Many songwriters will use a drum track to help them create songs. Instead of programming a drum machine for a demo or trying to draw inspiration from prerecorded drum loops, songwriters often find the process much easier when working with drum tracks. Specialty CDs are widely available that feature nothing but these tracks. Each features a variety of different grooves — everything from Latin jazz to hip-hop beats and rock power ballads — which the songwriter may then use to craft a new song around. Starting out with only a groove is a building from the bottom up approach to songwriting.
Drum tracks can be found in practically any time signature or meter. Often, they are played by well-known session drummers based in music capitals like Nashville, Los Angeles, London, and New York City. The tracks are full-length songs performed by the drummer, and each will contain various sections such as the verse, bridge, and chorus. Drummers insert fills where needed and execute changes in dynamics.
In addition to working with commercially available drum tracks, some songwriters will pay to have a custom drum track recorded for a song or even an entire album. Many top-notch session drummers also offer their services for producing customized drum tracks. After hiring an available studio drummer for the task, the songwriter generally provides the drummer a demo or "scratch" version of the song to work with. Other times, the drummer is hired only to record drum tracks for a song's final mix. This becomes the finished product that eventually will be mass-produced and sold.

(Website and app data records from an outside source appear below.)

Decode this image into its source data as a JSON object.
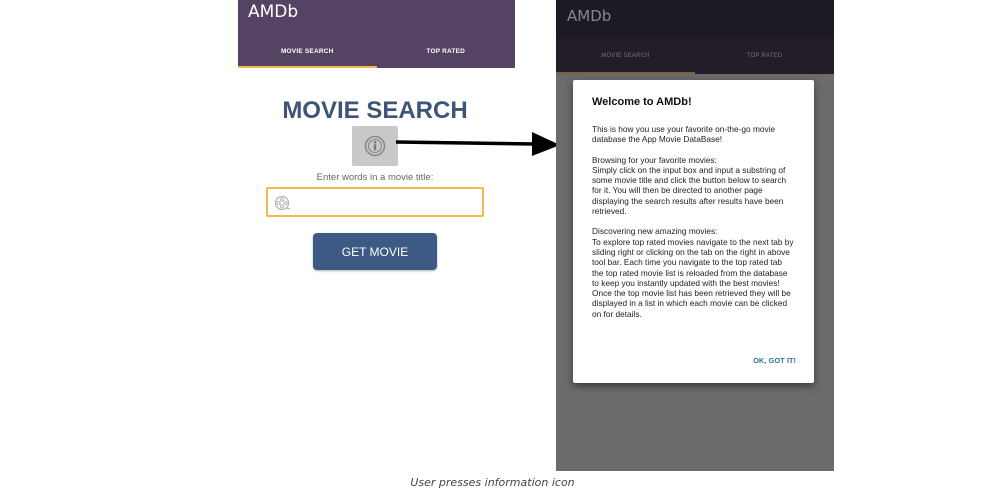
{
  "left": {
    "app_title": "AMDb",
    "tabs": [
      {
        "label": "MOVIE SEARCH",
        "active": true
      },
      {
        "label": "TOP RATED",
        "active": false
      }
    ],
    "page_title": "MOVIE SEARCH",
    "hint": "Enter words in a movie title:",
    "search": {
      "value": "",
      "placeholder": ""
    },
    "get_movie_label": "GET MOVIE"
  },
  "right": {
    "app_title": "AMDb",
    "tabs": [
      {
        "label": "MOVIE SEARCH",
        "active": true
      },
      {
        "label": "TOP RATED",
        "active": false
      }
    ],
    "dialog": {
      "title": "Welcome to AMDb!",
      "paragraphs": [
        "This is how you use your favorite on-the-go movie database the App Movie DataBase!",
        "Browsing for your favorite movies:\nSimply click on the input box and input a substring of some movie title and click the button below to search for it. You will then be directed to another page displaying the search results after results have been retrieved.",
        "Discovering new amazing movies:\nTo explore top rated movies navigate to the next tab by sliding right or clicking on the tab on the right in above tool bar. Each time you navigate to the top rated tab the top rated movie list is reloaded from the database to keep you instantly updated with the best movies! Once the top movie list has been retrieved they will be displayed in a list in which each movie can be clicked on for details."
      ],
      "ok_label": "OK, GOT IT!"
    }
  },
  "caption": "User presses information icon",
  "colors": {
    "appbar": "#544362",
    "accent": "#f2b84b",
    "button": "#3d5a85",
    "title": "#3d5577",
    "dialog_button": "#2a7b88"
  },
  "icons": {
    "info": "info-icon",
    "film": "film-reel-icon",
    "arrow": "arrow-right-icon"
  }
}
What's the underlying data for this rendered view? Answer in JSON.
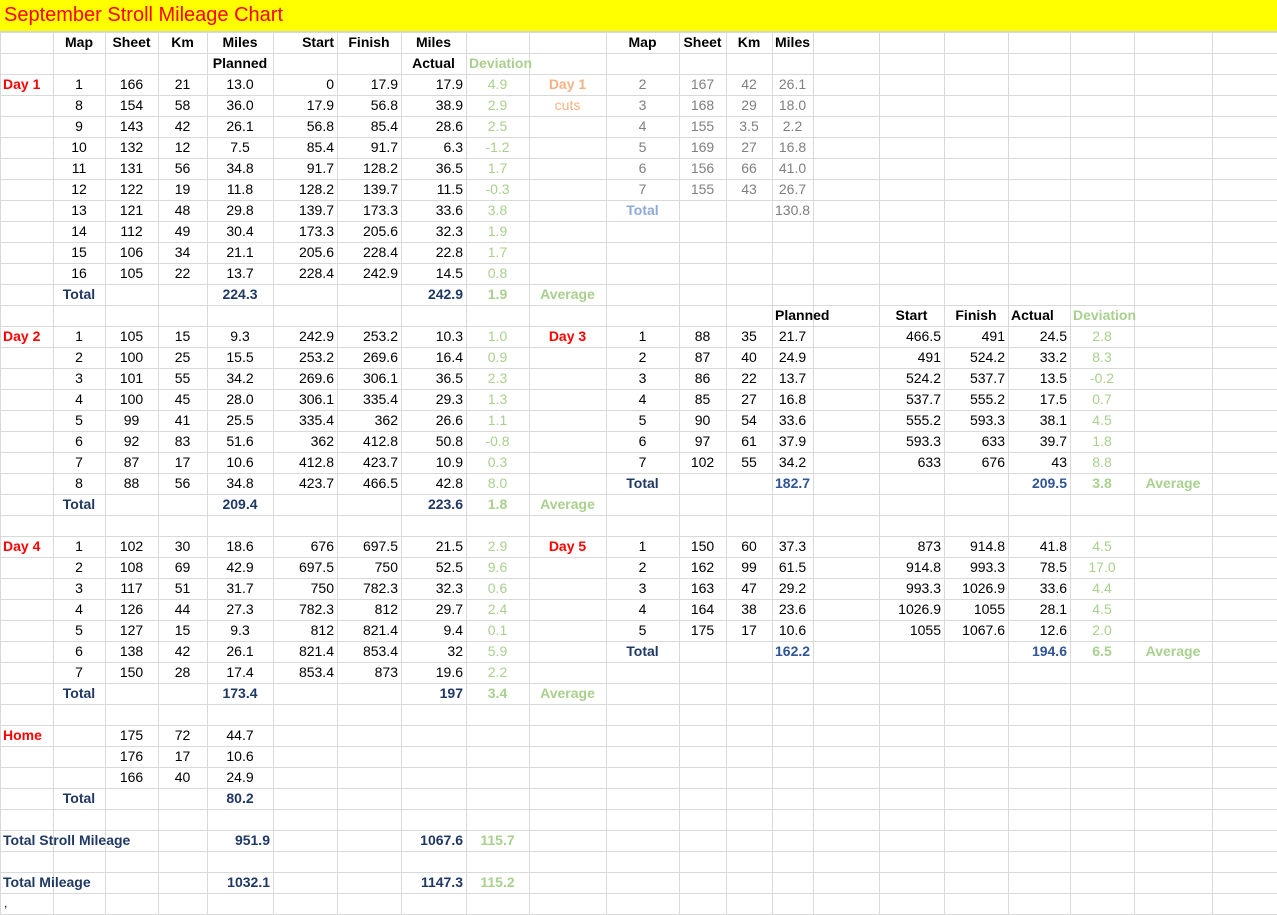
{
  "title": "September Stroll Mileage Chart",
  "colors": {
    "title_background": "#ffff00",
    "title_text": "#ff0000",
    "day_label": "#ff0000",
    "total_label": "#1f3864",
    "deviation": "#a9d08e",
    "cuts_label": "#f4b183",
    "cuts_values": "#7f7f7f",
    "cuts_total": "#8eaadb"
  },
  "headers": {
    "map": "Map",
    "sheet": "Sheet",
    "km": "Km",
    "miles": "Miles",
    "planned": "Planned",
    "start": "Start",
    "finish": "Finish",
    "actual": "Actual",
    "deviation": "Deviation"
  },
  "labels": {
    "total": "Total",
    "average": "Average",
    "home": "Home",
    "cuts": "cuts",
    "total_stroll_mileage": "Total Stroll Mileage",
    "total_mileage": "Total Mileage"
  },
  "day1": {
    "label": "Day 1",
    "rows": [
      {
        "map": "1",
        "sheet": "166",
        "km": "21",
        "planned": "13.0",
        "start": "0",
        "finish": "17.9",
        "actual": "17.9",
        "dev": "4.9"
      },
      {
        "map": "8",
        "sheet": "154",
        "km": "58",
        "planned": "36.0",
        "start": "17.9",
        "finish": "56.8",
        "actual": "38.9",
        "dev": "2.9"
      },
      {
        "map": "9",
        "sheet": "143",
        "km": "42",
        "planned": "26.1",
        "start": "56.8",
        "finish": "85.4",
        "actual": "28.6",
        "dev": "2.5"
      },
      {
        "map": "10",
        "sheet": "132",
        "km": "12",
        "planned": "7.5",
        "start": "85.4",
        "finish": "91.7",
        "actual": "6.3",
        "dev": "-1.2"
      },
      {
        "map": "11",
        "sheet": "131",
        "km": "56",
        "planned": "34.8",
        "start": "91.7",
        "finish": "128.2",
        "actual": "36.5",
        "dev": "1.7"
      },
      {
        "map": "12",
        "sheet": "122",
        "km": "19",
        "planned": "11.8",
        "start": "128.2",
        "finish": "139.7",
        "actual": "11.5",
        "dev": "-0.3"
      },
      {
        "map": "13",
        "sheet": "121",
        "km": "48",
        "planned": "29.8",
        "start": "139.7",
        "finish": "173.3",
        "actual": "33.6",
        "dev": "3.8"
      },
      {
        "map": "14",
        "sheet": "112",
        "km": "49",
        "planned": "30.4",
        "start": "173.3",
        "finish": "205.6",
        "actual": "32.3",
        "dev": "1.9"
      },
      {
        "map": "15",
        "sheet": "106",
        "km": "34",
        "planned": "21.1",
        "start": "205.6",
        "finish": "228.4",
        "actual": "22.8",
        "dev": "1.7"
      },
      {
        "map": "16",
        "sheet": "105",
        "km": "22",
        "planned": "13.7",
        "start": "228.4",
        "finish": "242.9",
        "actual": "14.5",
        "dev": "0.8"
      }
    ],
    "total_planned": "224.3",
    "total_actual": "242.9",
    "average_dev": "1.9"
  },
  "day1_cuts": {
    "label": "Day 1",
    "rows": [
      {
        "map": "2",
        "sheet": "167",
        "km": "42",
        "miles": "26.1"
      },
      {
        "map": "3",
        "sheet": "168",
        "km": "29",
        "miles": "18.0"
      },
      {
        "map": "4",
        "sheet": "155",
        "km": "3.5",
        "miles": "2.2"
      },
      {
        "map": "5",
        "sheet": "169",
        "km": "27",
        "miles": "16.8"
      },
      {
        "map": "6",
        "sheet": "156",
        "km": "66",
        "miles": "41.0"
      },
      {
        "map": "7",
        "sheet": "155",
        "km": "43",
        "miles": "26.7"
      }
    ],
    "total_miles": "130.8"
  },
  "day2": {
    "label": "Day 2",
    "rows": [
      {
        "map": "1",
        "sheet": "105",
        "km": "15",
        "planned": "9.3",
        "start": "242.9",
        "finish": "253.2",
        "actual": "10.3",
        "dev": "1.0"
      },
      {
        "map": "2",
        "sheet": "100",
        "km": "25",
        "planned": "15.5",
        "start": "253.2",
        "finish": "269.6",
        "actual": "16.4",
        "dev": "0.9"
      },
      {
        "map": "3",
        "sheet": "101",
        "km": "55",
        "planned": "34.2",
        "start": "269.6",
        "finish": "306.1",
        "actual": "36.5",
        "dev": "2.3"
      },
      {
        "map": "4",
        "sheet": "100",
        "km": "45",
        "planned": "28.0",
        "start": "306.1",
        "finish": "335.4",
        "actual": "29.3",
        "dev": "1.3"
      },
      {
        "map": "5",
        "sheet": "99",
        "km": "41",
        "planned": "25.5",
        "start": "335.4",
        "finish": "362",
        "actual": "26.6",
        "dev": "1.1"
      },
      {
        "map": "6",
        "sheet": "92",
        "km": "83",
        "planned": "51.6",
        "start": "362",
        "finish": "412.8",
        "actual": "50.8",
        "dev": "-0.8"
      },
      {
        "map": "7",
        "sheet": "87",
        "km": "17",
        "planned": "10.6",
        "start": "412.8",
        "finish": "423.7",
        "actual": "10.9",
        "dev": "0.3"
      },
      {
        "map": "8",
        "sheet": "88",
        "km": "56",
        "planned": "34.8",
        "start": "423.7",
        "finish": "466.5",
        "actual": "42.8",
        "dev": "8.0"
      }
    ],
    "total_planned": "209.4",
    "total_actual": "223.6",
    "average_dev": "1.8"
  },
  "day3": {
    "label": "Day 3",
    "rows": [
      {
        "map": "1",
        "sheet": "88",
        "km": "35",
        "planned": "21.7",
        "start": "466.5",
        "finish": "491",
        "actual": "24.5",
        "dev": "2.8"
      },
      {
        "map": "2",
        "sheet": "87",
        "km": "40",
        "planned": "24.9",
        "start": "491",
        "finish": "524.2",
        "actual": "33.2",
        "dev": "8.3"
      },
      {
        "map": "3",
        "sheet": "86",
        "km": "22",
        "planned": "13.7",
        "start": "524.2",
        "finish": "537.7",
        "actual": "13.5",
        "dev": "-0.2"
      },
      {
        "map": "4",
        "sheet": "85",
        "km": "27",
        "planned": "16.8",
        "start": "537.7",
        "finish": "555.2",
        "actual": "17.5",
        "dev": "0.7"
      },
      {
        "map": "5",
        "sheet": "90",
        "km": "54",
        "planned": "33.6",
        "start": "555.2",
        "finish": "593.3",
        "actual": "38.1",
        "dev": "4.5"
      },
      {
        "map": "6",
        "sheet": "97",
        "km": "61",
        "planned": "37.9",
        "start": "593.3",
        "finish": "633",
        "actual": "39.7",
        "dev": "1.8"
      },
      {
        "map": "7",
        "sheet": "102",
        "km": "55",
        "planned": "34.2",
        "start": "633",
        "finish": "676",
        "actual": "43",
        "dev": "8.8"
      }
    ],
    "total_planned": "182.7",
    "total_actual": "209.5",
    "average_dev": "3.8"
  },
  "day4": {
    "label": "Day 4",
    "rows": [
      {
        "map": "1",
        "sheet": "102",
        "km": "30",
        "planned": "18.6",
        "start": "676",
        "finish": "697.5",
        "actual": "21.5",
        "dev": "2.9"
      },
      {
        "map": "2",
        "sheet": "108",
        "km": "69",
        "planned": "42.9",
        "start": "697.5",
        "finish": "750",
        "actual": "52.5",
        "dev": "9.6"
      },
      {
        "map": "3",
        "sheet": "117",
        "km": "51",
        "planned": "31.7",
        "start": "750",
        "finish": "782.3",
        "actual": "32.3",
        "dev": "0.6"
      },
      {
        "map": "4",
        "sheet": "126",
        "km": "44",
        "planned": "27.3",
        "start": "782.3",
        "finish": "812",
        "actual": "29.7",
        "dev": "2.4"
      },
      {
        "map": "5",
        "sheet": "127",
        "km": "15",
        "planned": "9.3",
        "start": "812",
        "finish": "821.4",
        "actual": "9.4",
        "dev": "0.1"
      },
      {
        "map": "6",
        "sheet": "138",
        "km": "42",
        "planned": "26.1",
        "start": "821.4",
        "finish": "853.4",
        "actual": "32",
        "dev": "5.9"
      },
      {
        "map": "7",
        "sheet": "150",
        "km": "28",
        "planned": "17.4",
        "start": "853.4",
        "finish": "873",
        "actual": "19.6",
        "dev": "2.2"
      }
    ],
    "total_planned": "173.4",
    "total_actual": "197",
    "average_dev": "3.4"
  },
  "day5": {
    "label": "Day 5",
    "rows": [
      {
        "map": "1",
        "sheet": "150",
        "km": "60",
        "planned": "37.3",
        "start": "873",
        "finish": "914.8",
        "actual": "41.8",
        "dev": "4.5"
      },
      {
        "map": "2",
        "sheet": "162",
        "km": "99",
        "planned": "61.5",
        "start": "914.8",
        "finish": "993.3",
        "actual": "78.5",
        "dev": "17.0"
      },
      {
        "map": "3",
        "sheet": "163",
        "km": "47",
        "planned": "29.2",
        "start": "993.3",
        "finish": "1026.9",
        "actual": "33.6",
        "dev": "4.4"
      },
      {
        "map": "4",
        "sheet": "164",
        "km": "38",
        "planned": "23.6",
        "start": "1026.9",
        "finish": "1055",
        "actual": "28.1",
        "dev": "4.5"
      },
      {
        "map": "5",
        "sheet": "175",
        "km": "17",
        "planned": "10.6",
        "start": "1055",
        "finish": "1067.6",
        "actual": "12.6",
        "dev": "2.0"
      }
    ],
    "total_planned": "162.2",
    "total_actual": "194.6",
    "average_dev": "6.5"
  },
  "home": {
    "label": "Home",
    "rows": [
      {
        "sheet": "175",
        "km": "72",
        "miles": "44.7"
      },
      {
        "sheet": "176",
        "km": "17",
        "miles": "10.6"
      },
      {
        "sheet": "166",
        "km": "40",
        "miles": "24.9"
      }
    ],
    "total_miles": "80.2"
  },
  "totals": {
    "stroll_planned": "951.9",
    "stroll_actual": "1067.6",
    "stroll_dev": "115.7",
    "mileage_planned": "1032.1",
    "mileage_actual": "1147.3",
    "mileage_dev": "115.2"
  },
  "footer_mark": ","
}
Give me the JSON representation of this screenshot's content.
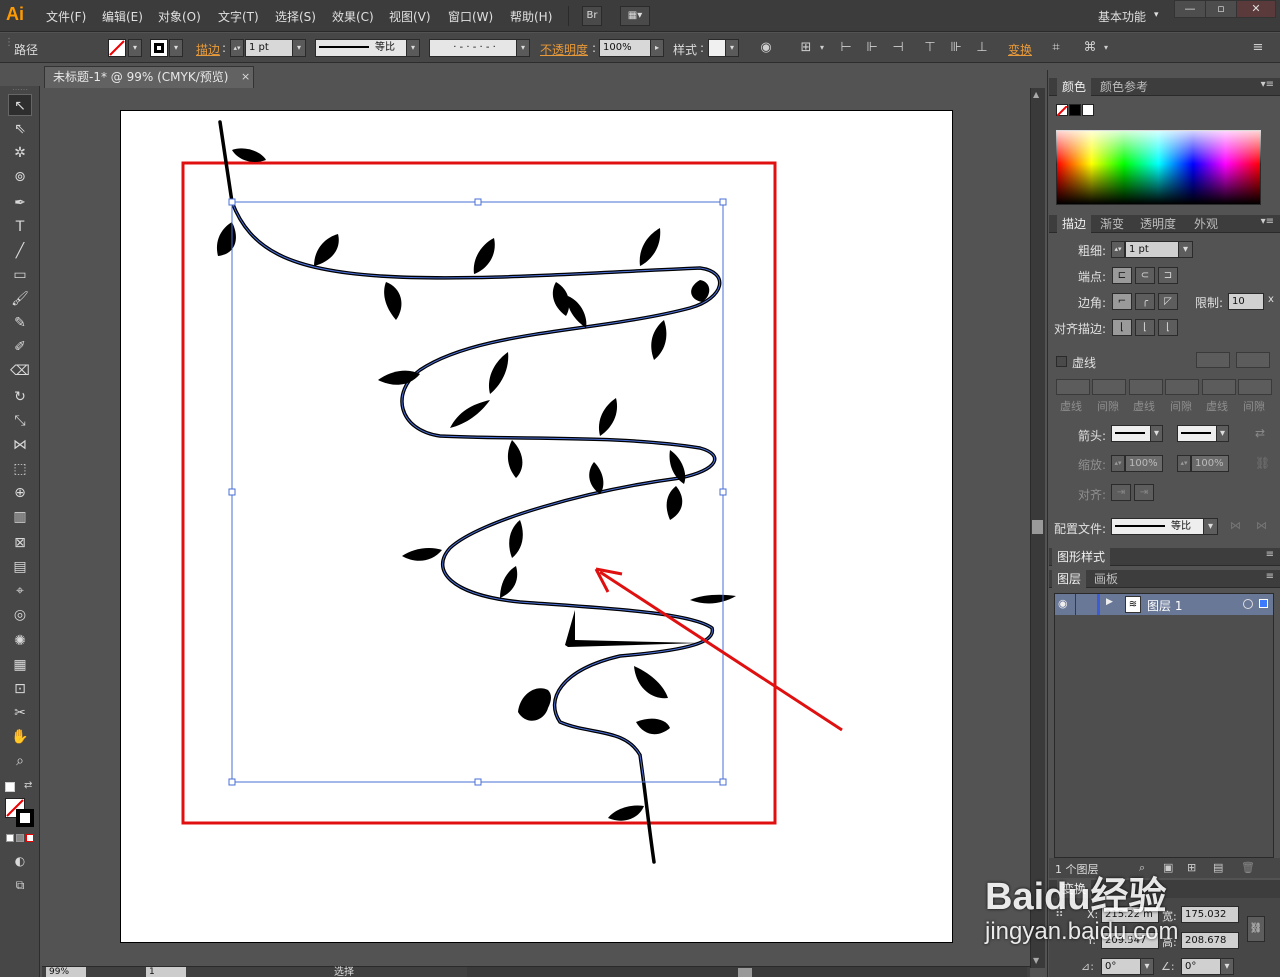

A drum track is always recorded with what is called a "click track." This is an electronic metronome recorded on a separate track. The drummer uses this to set the song's tempo during the count-off. The click track must be carefully synchronized with all of the other tracks in order for it to be accurate. Click tracks are only used for reference purposes during the recording process as a guide for the drummer; i is later removed by the recording engineer so that listeners will not hear a constant clicking sound.